Here the poet relishes in the body and pleasure. The slow accretion of time becomes the subject of observation. Imagine how much you’d have to slow down your focus to feel your hair growing. For the review, this calculated pacing was a protection against “hasty and excessive information, from too much empty documentation, and from futility in all walks of life.”[5]

We can see a feisty spirit, too, in “Night,” which also corresponds with Demain’s approach:

        The poets’ fiery aeropagitica
        Gathers about the green carpet.
        The void spins.
        Life crosses the mind
        Of the thick-haired poet.[6]

Here, Artaud’s intense focus builds toward a powerful, almost disequilibrating defense of expression. The journal is about social hygiene, which includes the arts but rejects “ornate work” for its own sake.[7] This review had a vigilant watch over the wrong turns in modern living, like in Toulouse’s article, “To Prepare for Tomorrow: The Department Store Educator,” where he concedes that department stores are a modern advancement in as much as they’re the product of democracy and offer to all “comfort and sufficient luxury,”[8] while lamenting that they present clichés of style—crappy furniture in the age of industrial reproduction. Artaud captures this spirit in his preface to Dr. Toulouse’s collected works, Au fil des préjugés: “There are distortions in thought, mental habits, in short, vices, which pollute men’s judgment almost at inception.
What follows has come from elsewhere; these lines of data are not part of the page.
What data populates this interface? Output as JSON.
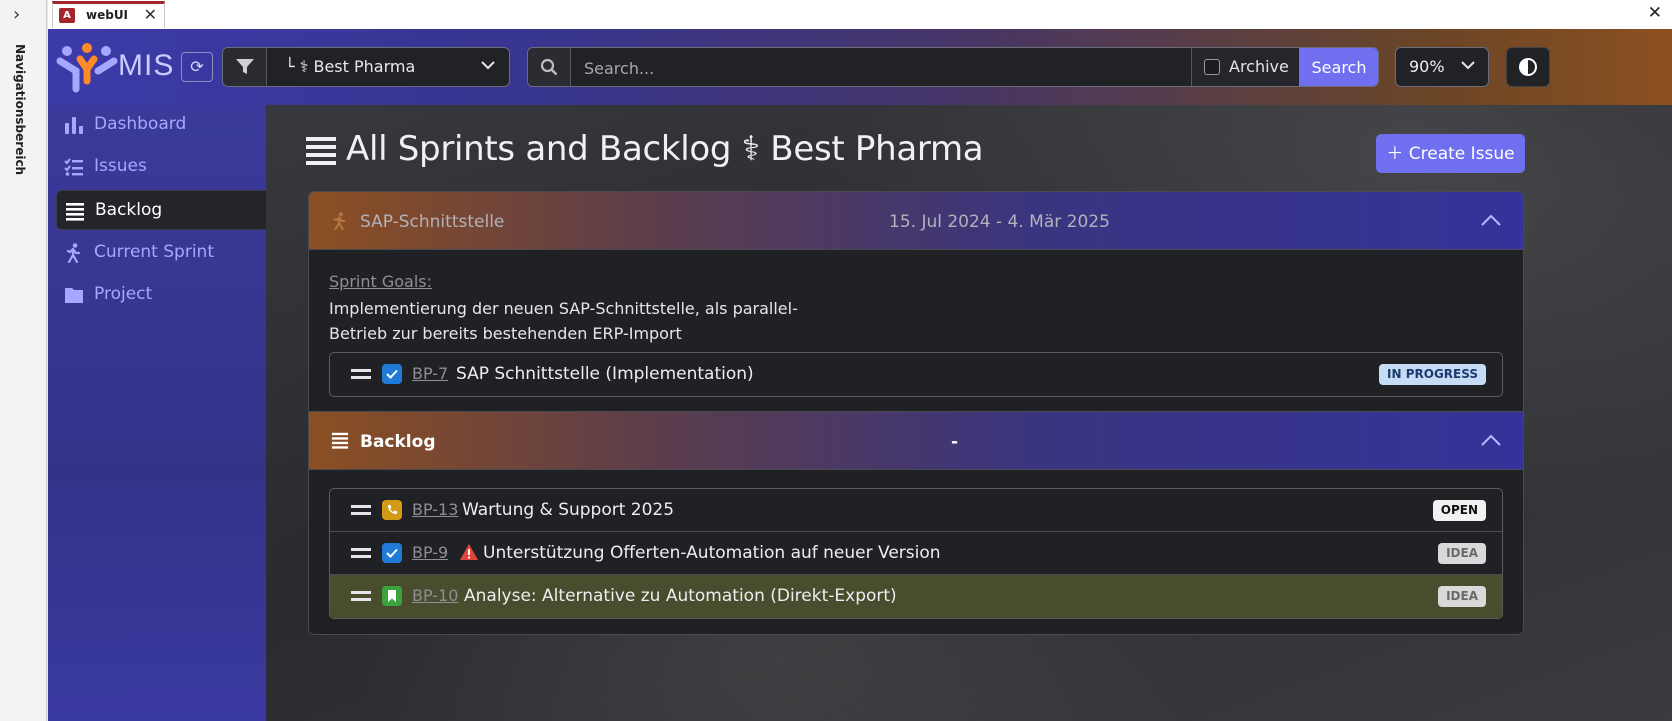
{
  "chrome": {
    "nav_pane_label": "Navigationsbereich",
    "tab_title": "webUI",
    "tab_icon_letter": "A",
    "close_glyph": "✕",
    "expand_glyph": "›"
  },
  "header": {
    "logo_text": "MIS",
    "project_filter": "└ ⚕ Best Pharma",
    "search_placeholder": "Search...",
    "archive_label": "Archive",
    "search_button": "Search",
    "zoom": "90%"
  },
  "sidebar": {
    "items": [
      {
        "label": "Dashboard",
        "icon": "bar-chart-icon"
      },
      {
        "label": "Issues",
        "icon": "checklist-icon"
      },
      {
        "label": "Backlog",
        "icon": "list-icon"
      },
      {
        "label": "Current Sprint",
        "icon": "running-person-icon"
      },
      {
        "label": "Project",
        "icon": "folder-icon"
      }
    ],
    "active_index": 2
  },
  "main": {
    "title": "All Sprints and Backlog ⚕ Best Pharma",
    "create_button": "Create Issue",
    "sprint": {
      "name": "SAP-Schnittstelle",
      "dates": "15. Jul 2024 - 4. Mär 2025",
      "goals_label": "Sprint Goals:",
      "goals_line1": "Implementierung der neuen SAP-Schnittstelle, als parallel-",
      "goals_line2": "Betrieb zur bereits bestehenden ERP-Import",
      "issues": [
        {
          "key": "BP-7",
          "title": "SAP Schnittstelle (Implementation)",
          "status": "IN PROGRESS",
          "type": "task"
        }
      ]
    },
    "backlog": {
      "name": "Backlog",
      "middle": "-",
      "issues": [
        {
          "key": "BP-13",
          "title": "Wartung & Support 2025",
          "status": "OPEN",
          "type": "support"
        },
        {
          "key": "BP-9",
          "title": "Unterstützung Offerten-Automation auf neuer Version",
          "status": "IDEA",
          "type": "task",
          "warning": true
        },
        {
          "key": "BP-10",
          "title": "Analyse: Alternative zu Automation (Direkt-Export)",
          "status": "IDEA",
          "type": "story"
        }
      ]
    }
  },
  "colors": {
    "accent": "#6f6ff0",
    "sidebar": "#3b3a9a",
    "in_progress_badge": "#c6dcf5",
    "task_icon": "#1f7ad8",
    "support_icon": "#d29a16",
    "story_icon": "#3ba33b",
    "warning": "#e0463a"
  }
}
We are born, we live and die in an environment of lies.”[9] This was the world Artaud first inhabited when he moved to Paris.


1. Édouard Toulouse, Émile Zola : enquête médico-psychologique sur la supériorité intellectuelle, (Paris: Flammarion, 1896),
Original text: “Il est temps d'entrer plus avant dans le sujet et d'aborder la question générale des rapports de la supériorité intellectuelle avec la névropathie que mon enquête a pour but d'éclairer.”

2. Bernard Baillaud, “Jean Paulhan's Influences: The Review Demain,” Translated Martyn Cornick,
Yale French Studies no. 106 (2004): 14.

3. Bernard Baillaud, “Jean Paulhan's Influences,” 20.

4. Antonin Artaud, Collected Works Volume One, translated by Victor Corti, “Night,” (London: John Calder, Ltd., 1969), 161.

5. Demain qtd Bernard Baillaud, “Jean Paulhan's Influences,” 17-18.

6. Antonin Artaud, tr. Victor Corti, “Night,” 162.

7. Antonin Artaud, tr. Victor Corti, “On the Track of Prejudice,” 235.

8. Édouard Toulouse, “Pour Préparer Demain: Le Grand Magasin Educateur,” Demain (Jan-Feb-Mar 1921), 1-3.

9. Antonin Artaud, tr. Victor Corti, “On the Track of Prejudice,” 235.